(Items from a data source)

┌──

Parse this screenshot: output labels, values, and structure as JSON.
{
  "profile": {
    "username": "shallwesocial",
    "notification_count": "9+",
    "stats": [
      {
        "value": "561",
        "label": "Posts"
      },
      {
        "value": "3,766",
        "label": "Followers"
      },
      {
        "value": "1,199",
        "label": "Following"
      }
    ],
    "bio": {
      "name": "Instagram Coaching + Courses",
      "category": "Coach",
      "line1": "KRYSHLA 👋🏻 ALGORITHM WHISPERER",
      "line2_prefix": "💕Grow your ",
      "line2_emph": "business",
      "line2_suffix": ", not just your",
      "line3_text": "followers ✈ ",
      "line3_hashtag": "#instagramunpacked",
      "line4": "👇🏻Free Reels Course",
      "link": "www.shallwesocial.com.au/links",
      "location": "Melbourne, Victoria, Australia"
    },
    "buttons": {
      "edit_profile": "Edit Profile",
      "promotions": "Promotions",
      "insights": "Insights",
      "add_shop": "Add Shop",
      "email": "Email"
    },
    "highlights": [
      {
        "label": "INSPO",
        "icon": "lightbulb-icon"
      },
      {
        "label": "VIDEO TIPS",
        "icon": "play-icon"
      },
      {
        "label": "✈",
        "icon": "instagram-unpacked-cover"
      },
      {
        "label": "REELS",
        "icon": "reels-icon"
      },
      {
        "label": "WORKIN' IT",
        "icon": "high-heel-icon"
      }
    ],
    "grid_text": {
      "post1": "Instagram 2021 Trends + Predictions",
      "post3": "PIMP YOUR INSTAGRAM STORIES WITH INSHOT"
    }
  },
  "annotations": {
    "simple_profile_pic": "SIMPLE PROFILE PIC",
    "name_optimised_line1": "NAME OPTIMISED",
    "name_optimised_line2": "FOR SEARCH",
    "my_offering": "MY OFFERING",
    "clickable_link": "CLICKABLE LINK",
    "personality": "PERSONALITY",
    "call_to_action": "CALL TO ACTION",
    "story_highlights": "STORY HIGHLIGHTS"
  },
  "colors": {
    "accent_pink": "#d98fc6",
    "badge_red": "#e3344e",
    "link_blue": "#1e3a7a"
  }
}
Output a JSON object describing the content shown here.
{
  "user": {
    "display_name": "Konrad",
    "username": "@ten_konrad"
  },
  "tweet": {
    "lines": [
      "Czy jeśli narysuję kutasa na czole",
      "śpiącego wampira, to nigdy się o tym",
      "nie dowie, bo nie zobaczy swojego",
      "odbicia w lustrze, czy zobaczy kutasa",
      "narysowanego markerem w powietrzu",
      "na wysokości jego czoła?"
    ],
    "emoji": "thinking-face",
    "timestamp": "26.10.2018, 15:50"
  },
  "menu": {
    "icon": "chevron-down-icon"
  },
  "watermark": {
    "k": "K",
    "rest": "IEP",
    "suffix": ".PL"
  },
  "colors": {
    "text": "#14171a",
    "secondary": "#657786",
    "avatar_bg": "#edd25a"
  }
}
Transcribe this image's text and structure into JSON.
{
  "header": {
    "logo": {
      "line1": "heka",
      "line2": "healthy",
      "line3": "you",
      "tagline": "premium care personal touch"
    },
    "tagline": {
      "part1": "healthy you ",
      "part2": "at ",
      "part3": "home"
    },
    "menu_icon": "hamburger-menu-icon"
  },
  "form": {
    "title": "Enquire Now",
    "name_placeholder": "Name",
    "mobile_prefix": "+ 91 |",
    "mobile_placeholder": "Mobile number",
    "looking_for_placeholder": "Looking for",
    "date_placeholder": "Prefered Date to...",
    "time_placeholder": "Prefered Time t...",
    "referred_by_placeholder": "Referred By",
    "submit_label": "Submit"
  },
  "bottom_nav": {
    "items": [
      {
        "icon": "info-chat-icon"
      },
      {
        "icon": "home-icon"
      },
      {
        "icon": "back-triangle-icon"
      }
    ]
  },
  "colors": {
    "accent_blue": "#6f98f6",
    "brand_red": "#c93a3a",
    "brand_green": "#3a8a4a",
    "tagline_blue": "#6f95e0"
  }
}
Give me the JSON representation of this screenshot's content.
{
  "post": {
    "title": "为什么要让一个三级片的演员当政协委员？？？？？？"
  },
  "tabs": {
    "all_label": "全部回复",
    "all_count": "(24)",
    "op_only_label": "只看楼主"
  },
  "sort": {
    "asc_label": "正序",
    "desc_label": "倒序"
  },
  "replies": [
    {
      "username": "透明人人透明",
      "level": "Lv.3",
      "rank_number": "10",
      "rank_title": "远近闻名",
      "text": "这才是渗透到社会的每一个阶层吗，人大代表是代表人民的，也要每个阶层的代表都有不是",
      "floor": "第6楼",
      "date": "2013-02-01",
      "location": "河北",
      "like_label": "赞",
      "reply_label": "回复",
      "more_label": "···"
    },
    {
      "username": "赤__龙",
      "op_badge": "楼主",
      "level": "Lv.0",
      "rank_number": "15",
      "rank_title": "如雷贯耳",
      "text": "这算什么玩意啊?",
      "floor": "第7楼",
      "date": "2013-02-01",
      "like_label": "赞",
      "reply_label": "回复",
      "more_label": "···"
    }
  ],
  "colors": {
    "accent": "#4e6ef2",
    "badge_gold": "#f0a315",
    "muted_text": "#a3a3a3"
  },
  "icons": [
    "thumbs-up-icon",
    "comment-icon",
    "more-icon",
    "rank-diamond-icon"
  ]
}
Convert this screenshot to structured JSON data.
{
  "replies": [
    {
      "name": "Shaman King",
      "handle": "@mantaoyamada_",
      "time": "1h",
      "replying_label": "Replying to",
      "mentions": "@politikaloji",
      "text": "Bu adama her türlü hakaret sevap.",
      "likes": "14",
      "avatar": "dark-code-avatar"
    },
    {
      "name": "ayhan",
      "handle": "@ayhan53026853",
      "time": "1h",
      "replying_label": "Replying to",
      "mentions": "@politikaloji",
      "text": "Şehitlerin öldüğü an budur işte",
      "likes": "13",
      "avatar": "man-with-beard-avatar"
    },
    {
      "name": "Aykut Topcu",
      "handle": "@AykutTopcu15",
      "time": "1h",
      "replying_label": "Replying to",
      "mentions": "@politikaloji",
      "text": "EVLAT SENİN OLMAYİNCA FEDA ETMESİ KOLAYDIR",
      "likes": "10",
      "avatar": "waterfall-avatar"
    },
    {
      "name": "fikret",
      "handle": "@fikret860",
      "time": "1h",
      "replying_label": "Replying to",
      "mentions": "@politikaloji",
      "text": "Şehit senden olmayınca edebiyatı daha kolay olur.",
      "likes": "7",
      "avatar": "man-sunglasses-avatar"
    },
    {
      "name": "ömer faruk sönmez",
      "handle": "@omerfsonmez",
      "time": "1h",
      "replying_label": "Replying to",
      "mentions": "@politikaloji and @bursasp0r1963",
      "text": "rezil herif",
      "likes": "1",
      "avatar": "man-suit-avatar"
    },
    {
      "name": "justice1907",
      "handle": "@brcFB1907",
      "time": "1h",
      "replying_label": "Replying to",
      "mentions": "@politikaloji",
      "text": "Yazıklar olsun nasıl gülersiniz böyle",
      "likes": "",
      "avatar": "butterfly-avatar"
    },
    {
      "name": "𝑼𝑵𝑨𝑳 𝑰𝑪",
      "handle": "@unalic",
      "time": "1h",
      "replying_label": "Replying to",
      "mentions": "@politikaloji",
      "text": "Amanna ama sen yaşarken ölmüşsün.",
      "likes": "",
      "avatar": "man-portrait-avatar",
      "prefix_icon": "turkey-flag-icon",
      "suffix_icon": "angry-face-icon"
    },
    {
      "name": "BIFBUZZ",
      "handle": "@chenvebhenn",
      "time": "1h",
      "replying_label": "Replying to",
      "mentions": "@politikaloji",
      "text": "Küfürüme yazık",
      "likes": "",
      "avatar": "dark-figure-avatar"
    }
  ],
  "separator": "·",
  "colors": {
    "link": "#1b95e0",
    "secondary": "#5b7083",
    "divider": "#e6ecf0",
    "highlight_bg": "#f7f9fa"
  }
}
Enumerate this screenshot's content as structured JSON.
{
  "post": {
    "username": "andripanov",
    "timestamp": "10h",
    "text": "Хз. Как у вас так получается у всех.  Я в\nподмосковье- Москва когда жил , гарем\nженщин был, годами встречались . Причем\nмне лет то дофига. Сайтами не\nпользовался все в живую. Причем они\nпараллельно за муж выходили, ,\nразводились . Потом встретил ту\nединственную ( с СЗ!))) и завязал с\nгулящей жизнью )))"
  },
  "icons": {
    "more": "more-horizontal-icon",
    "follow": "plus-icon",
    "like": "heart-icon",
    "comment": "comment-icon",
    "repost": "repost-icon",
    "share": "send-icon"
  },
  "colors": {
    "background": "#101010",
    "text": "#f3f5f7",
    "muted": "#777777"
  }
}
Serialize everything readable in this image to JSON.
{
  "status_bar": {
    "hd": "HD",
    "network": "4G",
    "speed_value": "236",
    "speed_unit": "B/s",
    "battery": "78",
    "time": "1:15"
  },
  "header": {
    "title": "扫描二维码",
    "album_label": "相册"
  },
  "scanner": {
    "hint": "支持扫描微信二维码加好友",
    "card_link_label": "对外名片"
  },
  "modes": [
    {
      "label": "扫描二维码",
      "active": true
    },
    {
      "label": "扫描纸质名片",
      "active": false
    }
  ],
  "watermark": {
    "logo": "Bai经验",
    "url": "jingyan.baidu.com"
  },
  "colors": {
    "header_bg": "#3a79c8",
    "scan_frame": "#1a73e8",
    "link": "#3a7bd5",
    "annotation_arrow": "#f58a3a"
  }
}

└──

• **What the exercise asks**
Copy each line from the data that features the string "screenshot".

• **Task response**
Parse this screenshot: output labels, values, and structure as JSON.
Give me the JSON representation of this screenshot's content.
Convert this screenshot to structured JSON data.
Enumerate this screenshot's content as structured JSON.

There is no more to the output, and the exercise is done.